But China, Taiwan, India and several other countries frantically building coastal facilities have made little use of new science to determine whether these areas are safe. At least 32 plants in operation or under construction in Asia are at risk of one day being hit by a tsunami, nuclear experts and geologists warn.

And even when nations have conducted appropriate seismic hazard assessments, in many cases they have not shared the findings with the UN International Atomic Energy Agency, leaving experts frustrated and in the dark.

“It’s pretty astonishing to a lot of us that so little priority is placed on the work we do,” said Kerry Sieh of the Earth Observatory of Singapore, who has studied and written about the Manila Trench, where pressure has been building for millions of years.

He is among those who say it is only a matter of time before it snaps.

In assessing the tsunami risks to nuclear power stations, scientists focus on their proximity to subduction faults, volcanoes and areas frequently hit by underwater landslides all of which can trigger seismic waves. Because giant tsunamis recur, they also look at historic and scientific records, going back up to 4,000 years if possible.

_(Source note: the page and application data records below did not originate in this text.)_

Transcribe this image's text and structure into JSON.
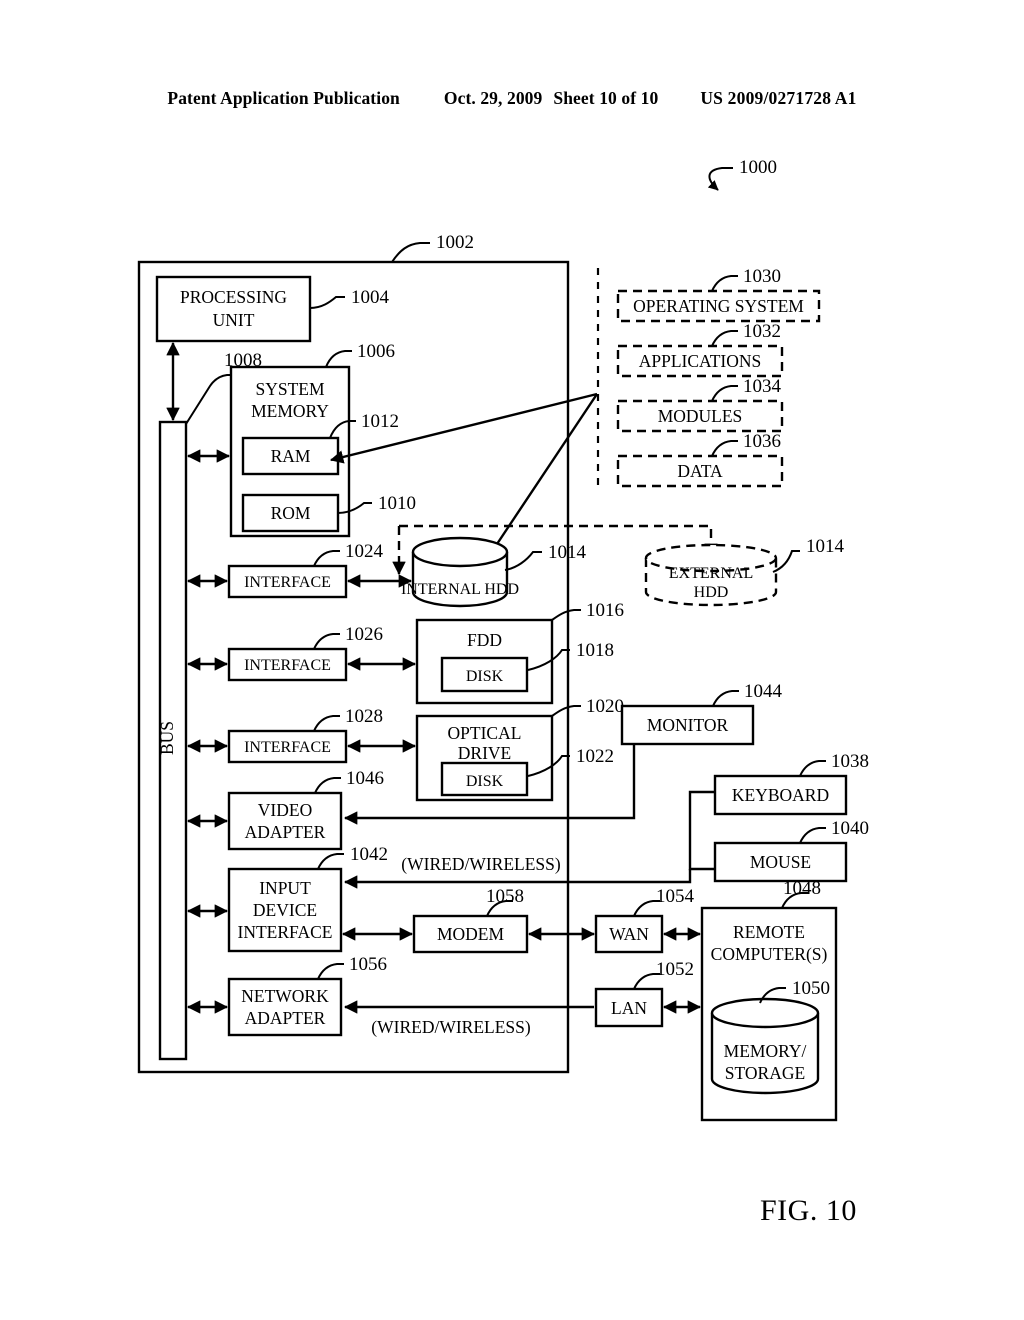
{
  "header": {
    "publication": "Patent Application Publication",
    "date": "Oct. 29, 2009",
    "sheet": "Sheet 10 of 10",
    "patent_number": "US 2009/0271728 A1"
  },
  "figure": {
    "caption": "FIG. 10",
    "system_ref": "1000"
  },
  "blocks": {
    "computer": {
      "label": "",
      "ref": "1002"
    },
    "processing_unit": {
      "label_line1": "PROCESSING",
      "label_line2": "UNIT",
      "ref": "1004"
    },
    "system_memory": {
      "label_line1": "SYSTEM",
      "label_line2": "MEMORY",
      "ref": "1006"
    },
    "bus": {
      "label": "BUS",
      "ref": "1008"
    },
    "rom": {
      "label": "ROM",
      "ref": "1010"
    },
    "ram": {
      "label": "RAM",
      "ref": "1012"
    },
    "internal_hdd": {
      "label": "INTERNAL HDD",
      "ref": "1014"
    },
    "external_hdd": {
      "label_line1": "EXTERNAL",
      "label_line2": "HDD",
      "ref": "1014"
    },
    "fdd": {
      "label": "FDD",
      "ref": "1016"
    },
    "fdd_disk": {
      "label": "DISK",
      "ref": "1018"
    },
    "optical_drive": {
      "label_line1": "OPTICAL",
      "label_line2": "DRIVE",
      "ref": "1020"
    },
    "optical_disk": {
      "label": "DISK",
      "ref": "1022"
    },
    "interface_hdd": {
      "label": "INTERFACE",
      "ref": "1024"
    },
    "interface_fdd": {
      "label": "INTERFACE",
      "ref": "1026"
    },
    "interface_optical": {
      "label": "INTERFACE",
      "ref": "1028"
    },
    "operating_system": {
      "label": "OPERATING SYSTEM",
      "ref": "1030"
    },
    "applications": {
      "label": "APPLICATIONS",
      "ref": "1032"
    },
    "modules": {
      "label": "MODULES",
      "ref": "1034"
    },
    "data": {
      "label": "DATA",
      "ref": "1036"
    },
    "keyboard": {
      "label": "KEYBOARD",
      "ref": "1038"
    },
    "mouse": {
      "label": "MOUSE",
      "ref": "1040"
    },
    "input_device_interface": {
      "label_line1": "INPUT",
      "label_line2": "DEVICE",
      "label_line3": "INTERFACE",
      "ref": "1042"
    },
    "monitor": {
      "label": "MONITOR",
      "ref": "1044"
    },
    "video_adapter": {
      "label_line1": "VIDEO",
      "label_line2": "ADAPTER",
      "ref": "1046"
    },
    "remote_computers": {
      "label_line1": "REMOTE",
      "label_line2": "COMPUTER(S)",
      "ref": "1048"
    },
    "memory_storage": {
      "label_line1": "MEMORY/",
      "label_line2": "STORAGE",
      "ref": "1050"
    },
    "lan": {
      "label": "LAN",
      "ref": "1052"
    },
    "wan": {
      "label": "WAN",
      "ref": "1054"
    },
    "network_adapter": {
      "label_line1": "NETWORK",
      "label_line2": "ADAPTER",
      "ref": "1056"
    },
    "modem": {
      "label": "MODEM",
      "ref": "1058"
    }
  },
  "annotations": {
    "wired_wireless_input": "(WIRED/WIRELESS)",
    "wired_wireless_network": "(WIRED/WIRELESS)"
  },
  "colors": {
    "ink": "#000000",
    "paper": "#ffffff"
  }
}
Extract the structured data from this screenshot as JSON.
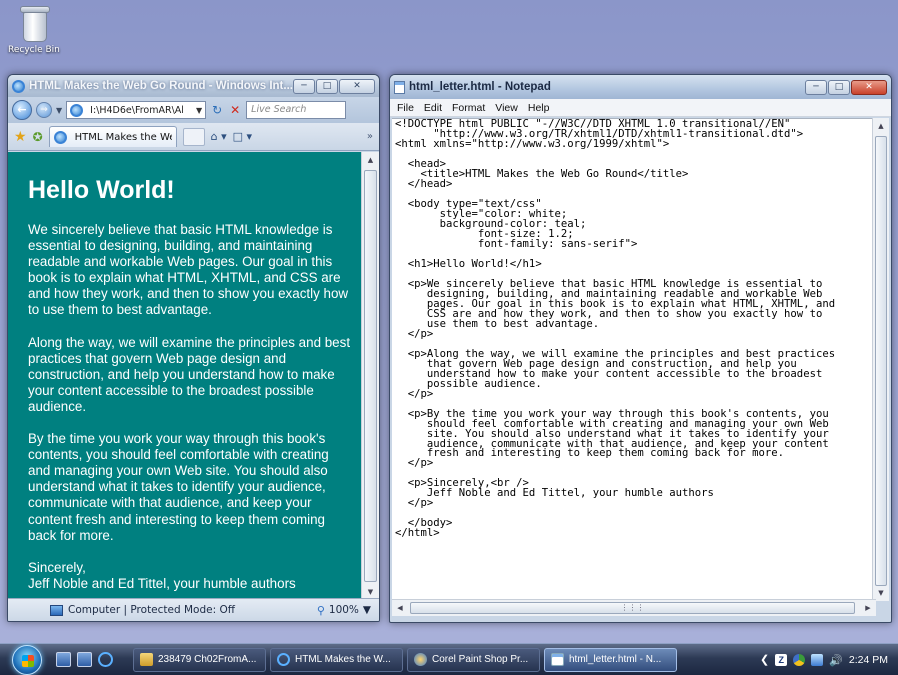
{
  "desktop": {
    "recycle_bin_label": "Recycle Bin"
  },
  "ie": {
    "title": "HTML Makes the Web Go Round - Windows Int...",
    "address": "I:\\H4D6e\\FromAR\\Al",
    "search_placeholder": "Live Search",
    "tab_title": "HTML Makes the Web G...",
    "status_zone": "Computer | Protected Mode: Off",
    "zoom": "100%",
    "page": {
      "heading": "Hello World!",
      "paragraphs": [
        "We sincerely believe that basic HTML knowledge is essential to designing, building, and maintaining readable and workable Web pages. Our goal in this book is to explain what HTML, XHTML, and CSS are and how they work, and then to show you exactly how to use them to best advantage.",
        "Along the way, we will examine the principles and best practices that govern Web page design and construction, and help you understand how to make your content accessible to the broadest possible audience.",
        "By the time you work your way through this book's contents, you should feel comfortable with creating and managing your own Web site. You should also understand what it takes to identify your audience, communicate with that audience, and keep your content fresh and interesting to keep them coming back for more.",
        "Sincerely,",
        "Jeff Noble and Ed Tittel, your humble authors"
      ]
    }
  },
  "notepad": {
    "title": "html_letter.html - Notepad",
    "menu": [
      "File",
      "Edit",
      "Format",
      "View",
      "Help"
    ],
    "content": "<!DOCTYPE html PUBLIC \"-//W3C//DTD XHTML 1.0 transitional//EN\"\n      \"http://www.w3.org/TR/xhtml1/DTD/xhtml1-transitional.dtd\">\n<html xmlns=\"http://www.w3.org/1999/xhtml\">\n\n  <head>\n    <title>HTML Makes the Web Go Round</title>\n  </head>\n\n  <body type=\"text/css\"\n       style=\"color: white;\n       background-color: teal;\n             font-size: 1.2;\n             font-family: sans-serif\">\n\n  <h1>Hello World!</h1>\n\n  <p>We sincerely believe that basic HTML knowledge is essential to\n     designing, building, and maintaining readable and workable Web\n     pages. Our goal in this book is to explain what HTML, XHTML, and\n     CSS are and how they work, and then to show you exactly how to\n     use them to best advantage.\n  </p>\n\n  <p>Along the way, we will examine the principles and best practices\n     that govern Web page design and construction, and help you\n     understand how to make your content accessible to the broadest\n     possible audience.\n  </p>\n\n  <p>By the time you work your way through this book's contents, you\n     should feel comfortable with creating and managing your own Web\n     site. You should also understand what it takes to identify your\n     audience, communicate with that audience, and keep your content\n     fresh and interesting to keep them coming back for more.\n  </p>\n\n  <p>Sincerely,<br />\n     Jeff Noble and Ed Tittel, your humble authors\n  </p>\n\n  </body>\n</html>"
  },
  "taskbar": {
    "tasks": [
      {
        "label": "238479 Ch02FromA...",
        "icon": "folder-icon"
      },
      {
        "label": "HTML Makes the W...",
        "icon": "ie-icon"
      },
      {
        "label": "Corel Paint Shop Pr...",
        "icon": "paint-shop-icon"
      },
      {
        "label": "html_letter.html - N...",
        "icon": "notepad-icon",
        "active": true
      }
    ],
    "clock": "2:24 PM"
  },
  "colors": {
    "page_background": "#008080",
    "page_text": "#ffffff"
  }
}
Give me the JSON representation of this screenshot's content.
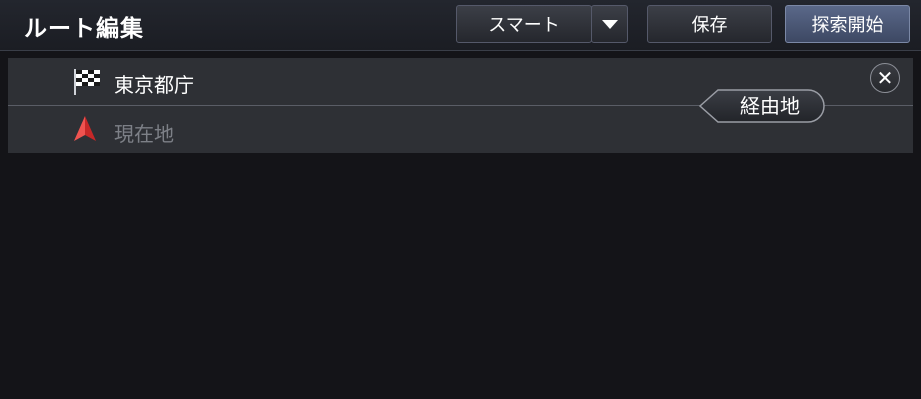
{
  "header": {
    "title": "ルート編集",
    "mode_button_label": "スマート",
    "save_button_label": "保存",
    "search_button_label": "探索開始"
  },
  "route": {
    "destination": {
      "name": "東京都庁",
      "icon": "checkered-flag-icon"
    },
    "origin": {
      "name": "現在地",
      "icon": "current-location-arrow-icon"
    },
    "via_button_label": "経由地",
    "close_icon": "close-icon"
  },
  "colors": {
    "background": "#141418",
    "panel": "#2e3035",
    "origin_text": "#7d8087",
    "location_arrow": "#e53935",
    "search_button": "#4a5675"
  }
}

The greatest threat comes from the subduction faults crisscrossing the globe, some far from the minds of policymakers, nuclear industry officials and the public because it has been so long since they exploded.

In places where tectonic plates that form these faults are ''coupled,'' or stuck together, the stresses are the biggest, especially if centuries have passed without a major energy releasing earthquake.

When the strain eventually forces one plate to pop up or dive under the other, the resulting temblor can spawn mammoth waves like the one that struck off Japan's northeast coast on March 11, triggering the nuclear crisis that has carried on for more than a month.

While there is some ''coupling'' at the Manila Trench, there is debate about just how much. Scientists say more research needs to be done to determine if pressure is building and along which segments.

A computerized simulation by Yuen's students shows a magnitude-9.0 quake along the Manila Trench sending waves racing along the South China Sea, before slamming Taiwan's southern shore 15 minutes later. The tsunami reaches China's southeast coast in around two hours. It also strikes Hong Kong, which sits just 30 miles from the nearest nuclear plant close enough to see increased radiation levels if a plant were to be damaged by a Fukushima-like event.

Scientists paint a worst-case scenario in which waves 15 to 24 feet high (5 to 8 meters) could strike the plants in China and Taiwan.

Science has come a long way since the first nuclear plant was built in the 1950s.

By carbon dating the ash, pollen or other organic material attached to tsunami sand deposits swept inland with the giant walls of water, geologists can determine to the decade, and sometimes even the year, when the wave hit and how big it was when it roared ashore.

That’s important because some tsunamis only strike once a millennium.

“This is the smoking gun, the calling card of the tsunami, and when you find it, especially far inland, you know that this is an area that has been hit with a large tsunami in the past,” said Bruce Jaffe, an oceanographer and tsunami expert at the U.S. Geological Survey.

Such research is considered essential in deciding where to locate nuclear power stations because most are built along seashores, rivers and lakes to supply the massive amounts of water needed to keep their reactors cool.